I don’t even READ them when I first get them…I SCAN for “danger words and phrases.” And I found one of those danger phrases at the bottom of this one…”Serious issues aren’t always smoothly incorporated into the story,” (fortunately, there IS a but…) “but kids will like Tank and also understand his hope to demystify the opposite sex.” Despite the but, I clung to that “serious issues aren’t always smoothly incorporated into the story” a while longer (Which serious issues aren’t smoothly incorporated into the story? Where? How many instances? Can I go back and fix it, Wendy?), then I started at the beginning and read the whole review.

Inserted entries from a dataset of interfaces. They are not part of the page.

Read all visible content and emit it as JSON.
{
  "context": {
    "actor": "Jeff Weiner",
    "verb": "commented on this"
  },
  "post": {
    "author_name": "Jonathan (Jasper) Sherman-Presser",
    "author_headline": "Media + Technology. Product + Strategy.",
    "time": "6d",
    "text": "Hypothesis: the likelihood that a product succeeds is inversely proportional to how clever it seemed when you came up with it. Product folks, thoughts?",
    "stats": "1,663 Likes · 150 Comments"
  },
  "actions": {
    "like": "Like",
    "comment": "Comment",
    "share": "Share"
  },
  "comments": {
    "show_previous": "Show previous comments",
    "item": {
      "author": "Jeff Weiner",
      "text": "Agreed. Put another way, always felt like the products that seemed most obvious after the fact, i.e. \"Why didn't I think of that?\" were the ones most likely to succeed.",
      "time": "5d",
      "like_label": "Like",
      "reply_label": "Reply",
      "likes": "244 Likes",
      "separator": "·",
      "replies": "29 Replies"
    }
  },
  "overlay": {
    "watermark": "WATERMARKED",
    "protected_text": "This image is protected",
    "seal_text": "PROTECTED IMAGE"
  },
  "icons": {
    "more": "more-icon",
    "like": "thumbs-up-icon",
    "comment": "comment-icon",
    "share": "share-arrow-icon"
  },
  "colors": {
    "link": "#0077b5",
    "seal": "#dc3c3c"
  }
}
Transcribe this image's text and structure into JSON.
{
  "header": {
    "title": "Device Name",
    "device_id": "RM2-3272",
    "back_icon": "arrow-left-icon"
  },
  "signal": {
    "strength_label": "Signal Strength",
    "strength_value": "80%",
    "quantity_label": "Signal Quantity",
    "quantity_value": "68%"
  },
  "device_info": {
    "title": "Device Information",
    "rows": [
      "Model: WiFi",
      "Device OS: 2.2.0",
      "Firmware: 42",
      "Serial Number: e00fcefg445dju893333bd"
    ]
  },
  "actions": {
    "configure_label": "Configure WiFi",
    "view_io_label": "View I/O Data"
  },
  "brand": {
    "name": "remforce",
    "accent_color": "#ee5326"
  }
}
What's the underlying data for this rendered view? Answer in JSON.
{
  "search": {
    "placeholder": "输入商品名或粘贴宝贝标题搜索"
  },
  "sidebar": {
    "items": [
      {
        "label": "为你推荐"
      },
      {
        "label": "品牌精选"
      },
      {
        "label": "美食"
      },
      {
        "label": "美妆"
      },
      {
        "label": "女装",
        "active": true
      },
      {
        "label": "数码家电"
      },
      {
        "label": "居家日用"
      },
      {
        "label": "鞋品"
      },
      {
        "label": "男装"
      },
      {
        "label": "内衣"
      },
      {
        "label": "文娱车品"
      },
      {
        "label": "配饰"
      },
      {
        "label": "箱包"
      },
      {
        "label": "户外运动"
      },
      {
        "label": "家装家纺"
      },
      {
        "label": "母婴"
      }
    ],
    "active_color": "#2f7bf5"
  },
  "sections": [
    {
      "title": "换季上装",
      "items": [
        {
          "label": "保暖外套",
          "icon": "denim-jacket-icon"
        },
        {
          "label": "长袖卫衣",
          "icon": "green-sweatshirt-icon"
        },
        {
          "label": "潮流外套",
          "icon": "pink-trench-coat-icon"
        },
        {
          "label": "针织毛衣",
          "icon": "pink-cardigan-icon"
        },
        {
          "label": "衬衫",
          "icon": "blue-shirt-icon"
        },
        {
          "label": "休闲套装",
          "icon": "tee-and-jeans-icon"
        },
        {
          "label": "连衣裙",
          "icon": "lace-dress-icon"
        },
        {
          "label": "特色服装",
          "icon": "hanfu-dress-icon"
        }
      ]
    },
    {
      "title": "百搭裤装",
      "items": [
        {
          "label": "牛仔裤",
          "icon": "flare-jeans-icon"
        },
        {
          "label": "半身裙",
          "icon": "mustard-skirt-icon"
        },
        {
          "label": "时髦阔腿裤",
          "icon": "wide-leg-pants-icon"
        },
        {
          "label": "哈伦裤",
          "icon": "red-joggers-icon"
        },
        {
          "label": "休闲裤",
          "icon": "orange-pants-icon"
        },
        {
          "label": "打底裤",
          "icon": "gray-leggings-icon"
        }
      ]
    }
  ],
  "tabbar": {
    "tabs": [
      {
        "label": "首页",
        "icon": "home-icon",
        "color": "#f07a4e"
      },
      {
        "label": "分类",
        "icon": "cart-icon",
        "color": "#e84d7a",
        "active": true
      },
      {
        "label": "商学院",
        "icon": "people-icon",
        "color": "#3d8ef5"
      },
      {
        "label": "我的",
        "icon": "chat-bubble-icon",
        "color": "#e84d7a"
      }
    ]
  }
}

Not too bad…that “serious issues aren’t always smoothly incorporated into the story” was the worst line in there. There’s even a pretty nice sentence that I can probably use as a blurb on my website: “Butler’s follow-up to Trading Places with Tank Talbott (2003) is a satisfying, often humorous read (Tank’s explanations for girls’ behavior are particularly creative), which touches on such matter as Internet safety, changing friendships, and anger management, especially as it relates to Tank’s older brother.”
Is it just me, or do all writers dwell a little longer on the negative than the positive? (I did that with the fan letter I posted earlier today, too…it really WAS a nice letter…) Maybe I need to go back and reread Stephanie’s piece on changing my story/changing my life? My “story” is that I got a POSITIVE review here… (“That’s my story, and I’m sticking to it!”)